Some other broad ideas that might work depending on your child’s age are:
- Send them out with a shovel, and have them help people with their driveways or business sidewalks
- mowing lawns
- paper route
- pet sitting
- dog walking
- vacuuming out and cleaning your/friend’s cars
- offering to do some baking (my friends little girl is amazing at this)
- going coin hunting through the couch cushions
- baby sitting
- poop scooping yards
- raking leaves
Set some savings goals together
Once your children are making a little bit of money, sit down with them and ask them what they would like to do with it. Ask them what they would like to be saving up their money for, if they are older it might be a car, or a college fund.
Since our children are little, they had savings goals like a remote control car, and a trampoline. It may help to find a way to visually track their progress, so they can see that they are getting closer to meeting their own goals.
This could be something like transferring beans from one jar to another, a little saving thermometer, or different tracking tool they could color in or check off. Heck, this still motivates me and I am in my mid thirties!
Allow them to handle cash
There are several ways for your kids to get money such as birthdays, allowance, chore commissions, or small age appropriate jobs. In this house if the kids want to use their money to buy something, I allow them to be the one to take it uptown, pick out their toy, and pay at the till.
If you are teaching your kids what the value of real money is, then allow them to actually see it, handle it, count it and spend it. I have seen lots of suggestions that include adding in a lot of play money and playing store… but how much more memorable is it to take them to a real store, and allow them to pay with real money?
Set up a piggy bank or bank account
Now that the kids have a way of earning money, they each have their own separate piggy bank. Every now and again we sit down and count it together and check how close we are to their goal amount for whatever toy it is they have chosen.
When there is something that the kids are wanting something just for them, like a happy meal instead of sharing one big meal, they ask to take it from their piggy banks.
As they grow, and have outgrown their glass jars, we will turn these into their own bank account with debit cards.

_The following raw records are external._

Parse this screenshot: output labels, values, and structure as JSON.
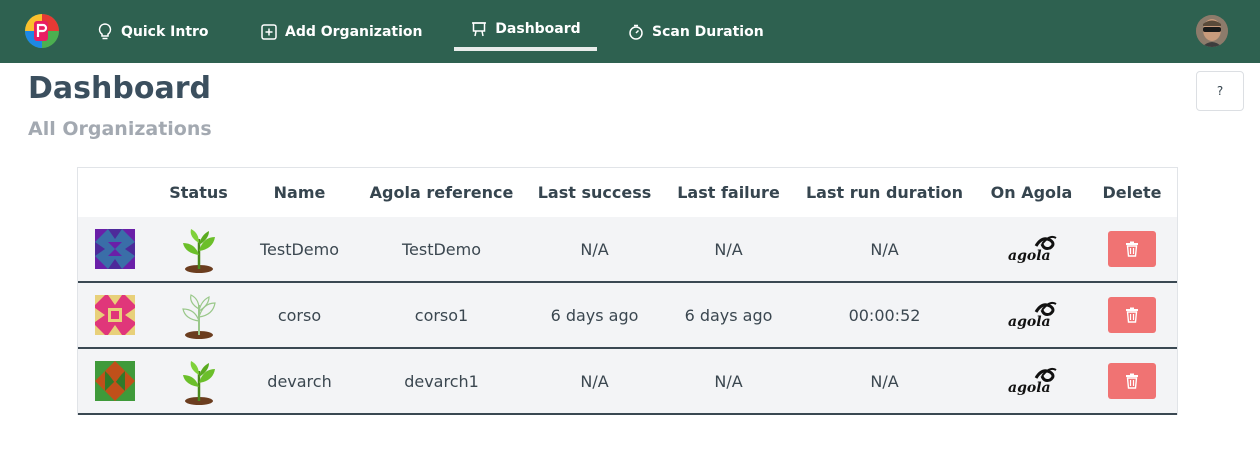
{
  "nav": {
    "items": [
      {
        "label": "Quick Intro",
        "icon": "lightbulb-icon"
      },
      {
        "label": "Add Organization",
        "icon": "plus-square-icon"
      },
      {
        "label": "Dashboard",
        "icon": "presentation-icon",
        "active": true
      },
      {
        "label": "Scan Duration",
        "icon": "stopwatch-icon"
      }
    ],
    "colors": {
      "bar": "#2e6150",
      "text": "#ffffff"
    }
  },
  "header": {
    "title": "Dashboard",
    "subtitle": "All Organizations",
    "help_label": "?"
  },
  "table": {
    "columns": [
      "",
      "Status",
      "Name",
      "Agola reference",
      "Last success",
      "Last failure",
      "Last run duration",
      "On Agola",
      "Delete"
    ],
    "rows": [
      {
        "name": "TestDemo",
        "agola_ref": "TestDemo",
        "last_success": "N/A",
        "last_failure": "N/A",
        "duration": "N/A",
        "status_icon": "plant-green-icon",
        "agola_logo_text": "agola"
      },
      {
        "name": "corso",
        "agola_ref": "corso1",
        "last_success": "6 days ago",
        "last_failure": "6 days ago",
        "duration": "00:00:52",
        "status_icon": "plant-outline-icon",
        "agola_logo_text": "agola"
      },
      {
        "name": "devarch",
        "agola_ref": "devarch1",
        "last_success": "N/A",
        "last_failure": "N/A",
        "duration": "N/A",
        "status_icon": "plant-green-icon",
        "agola_logo_text": "agola"
      }
    ],
    "colors": {
      "delete": "#f07373",
      "row_bg": "#f3f4f6"
    }
  }
}
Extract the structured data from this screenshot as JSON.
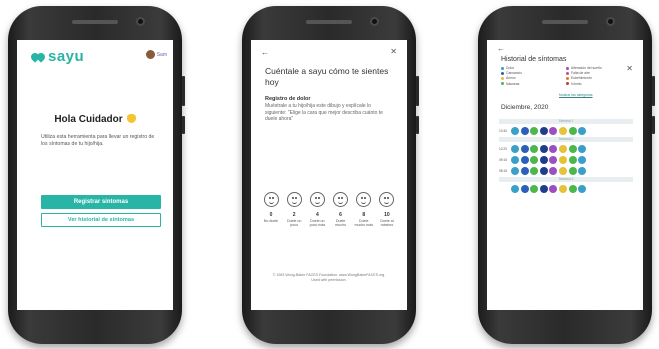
{
  "colors": {
    "brand": "#28b5a6",
    "text": "#333333",
    "screen": "#ffffff",
    "phone": "#2a2a2a"
  },
  "screen1": {
    "logo_text": "sayu",
    "user_name": "Sam",
    "greeting": "Hola Cuidador",
    "greeting_emoji_icon": "waving-hand-icon",
    "intro": "Utiliza esta herramienta para llevar un registro de los síntomas de tu hijo/hija.",
    "primary_button": "Registrar síntomas",
    "secondary_button": "Ver historial de síntomas"
  },
  "screen2": {
    "back_icon": "arrow-left-icon",
    "close_icon": "close-icon",
    "title": "Cuéntale a sayu cómo te sientes hoy",
    "section_title": "Registro de dolor",
    "section_body": "Muéstrale a tu hijo/hija este dibujo y explícale lo siguiente: \"Elige la cara que mejor describa cuánto te duele ahora\"",
    "faces": [
      {
        "value": "0",
        "label": "No duele"
      },
      {
        "value": "2",
        "label": "Duele un poco"
      },
      {
        "value": "4",
        "label": "Duele un poco más"
      },
      {
        "value": "6",
        "label": "Duele mucho"
      },
      {
        "value": "8",
        "label": "Duele mucho más"
      },
      {
        "value": "10",
        "label": "Duele al máximo"
      }
    ],
    "footer": "© 1983 Wong-Baker FACES Foundation. www.WongBakerFACES.org. Used with permission."
  },
  "screen3": {
    "back_icon": "arrow-left-icon",
    "close_icon": "close-icon",
    "title": "Historial de síntomas",
    "legend": [
      {
        "label": "Dolor",
        "color": "#3aa0c8"
      },
      {
        "label": "Alteración del sueño",
        "color": "#9b4fc0"
      },
      {
        "label": "Cansancio",
        "color": "#2e5fb8"
      },
      {
        "label": "Falta de aire",
        "color": "#d04a8a"
      },
      {
        "label": "Ánimo",
        "color": "#e4c23a"
      },
      {
        "label": "Estreñimiento",
        "color": "#e07a2e"
      },
      {
        "label": "Náuseas",
        "color": "#4cb84c"
      },
      {
        "label": "Vómito",
        "color": "#d03838"
      }
    ],
    "legend_link": "Mostrar las categorías",
    "month": "Diciembre, 2020",
    "weeks": [
      {
        "label": "Semana 1",
        "rows": [
          {
            "time": "10:30",
            "dots": [
              "#3aa0c8",
              "#2e5fb8",
              "#4cb84c",
              "#1e3e8c",
              "#9b4fc0",
              "#e4c23a",
              "#4cb84c",
              "#3aa0c8"
            ]
          }
        ]
      },
      {
        "label": "Semana 2",
        "rows": [
          {
            "time": "12:20",
            "dots": [
              "#3aa0c8",
              "#2e5fb8",
              "#4cb84c",
              "#1e3e8c",
              "#9b4fc0",
              "#e4c23a",
              "#4cb84c",
              "#3aa0c8"
            ]
          },
          {
            "time": "09:15",
            "dots": [
              "#3aa0c8",
              "#2e5fb8",
              "#4cb84c",
              "#1e3e8c",
              "#9b4fc0",
              "#e4c23a",
              "#4cb84c",
              "#3aa0c8"
            ]
          },
          {
            "time": "08:15",
            "dots": [
              "#3aa0c8",
              "#2e5fb8",
              "#4cb84c",
              "#1e3e8c",
              "#9b4fc0",
              "#e4c23a",
              "#4cb84c",
              "#3aa0c8"
            ]
          }
        ]
      },
      {
        "label": "Semana 3",
        "rows": [
          {
            "time": "",
            "dots": [
              "#3aa0c8",
              "#2e5fb8",
              "#4cb84c",
              "#1e3e8c",
              "#9b4fc0",
              "#e4c23a",
              "#4cb84c",
              "#3aa0c8"
            ]
          }
        ]
      }
    ]
  }
}
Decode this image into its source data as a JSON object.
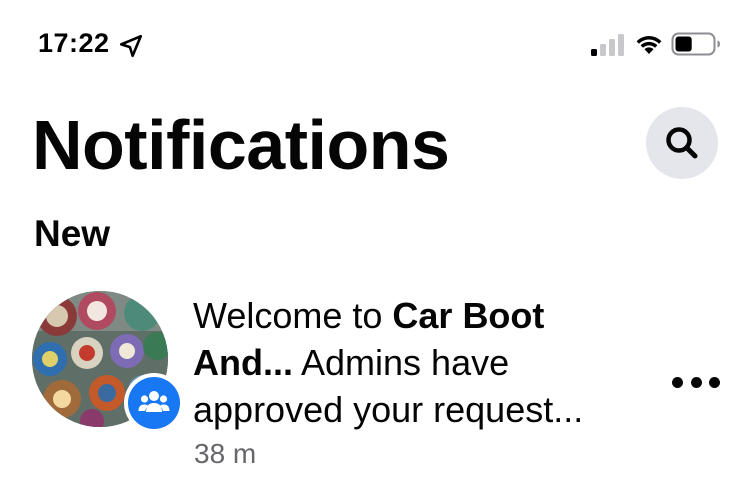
{
  "status_bar": {
    "time": "17:22",
    "location_icon": "location-arrow-icon",
    "signal_icon": "cellular-signal-icon",
    "wifi_icon": "wifi-icon",
    "battery_icon": "battery-icon",
    "battery_level": 0.45
  },
  "header": {
    "title": "Notifications",
    "search_icon": "search-icon"
  },
  "sections": [
    {
      "title": "New",
      "items": [
        {
          "avatar": "group-photo-avatar",
          "badge_icon": "group-icon",
          "text_plain_1": "Welcome to ",
          "text_bold": "Car Boot And...",
          "text_plain_2": " Admins have approved your request...",
          "time": "38 m",
          "more_icon": "more-horizontal-icon"
        }
      ]
    }
  ],
  "colors": {
    "accent": "#1877f2",
    "text": "#050505",
    "secondary_text": "#65676b",
    "button_bg": "#e4e6eb"
  }
}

When the time for debit cards has arrived, we will go through how to bank with them, including how to manage bank balances when its not easy to see.
Which leads to…
Let them spend their own money
How are kids supposed to know about the trade of cash for goods if we never let them do it? Or every time we go to buy them something they just see us pull out our debit cards to pay. Its okay to do that sometimes, but from time to time they need to be part of that transaction taking place.
Our kids use their own money for any fundraisers or giving at school or church, because I want to learn early how good it feels to having a giving and generous spirit.
My son’s school has a day where they bake enough goodies for the whole school, and then they sell the treats back to the students to fund raise for different charitable organizations. My son takes a good deal of pride in the fact that on school bake-sale days, he has enough to buy a little something for each one of us.
Its been such a cool thing to watch the kids, proud as can be, walk up to the till to pay for something using their “own monies!”
Its really helped to open up a space where they ask how much things are worth in dollar amounts. Its also been a really great lesson for them about quality vs quantity and how sometimes if we wait and spend our money on something of better quality, it will last much longer than the cheaply made dollar store toys.
How do you allow your kids to be part of your finances? Do they have an allowance or do you make them work for their money? I am curious to hear, let me know in the comments below.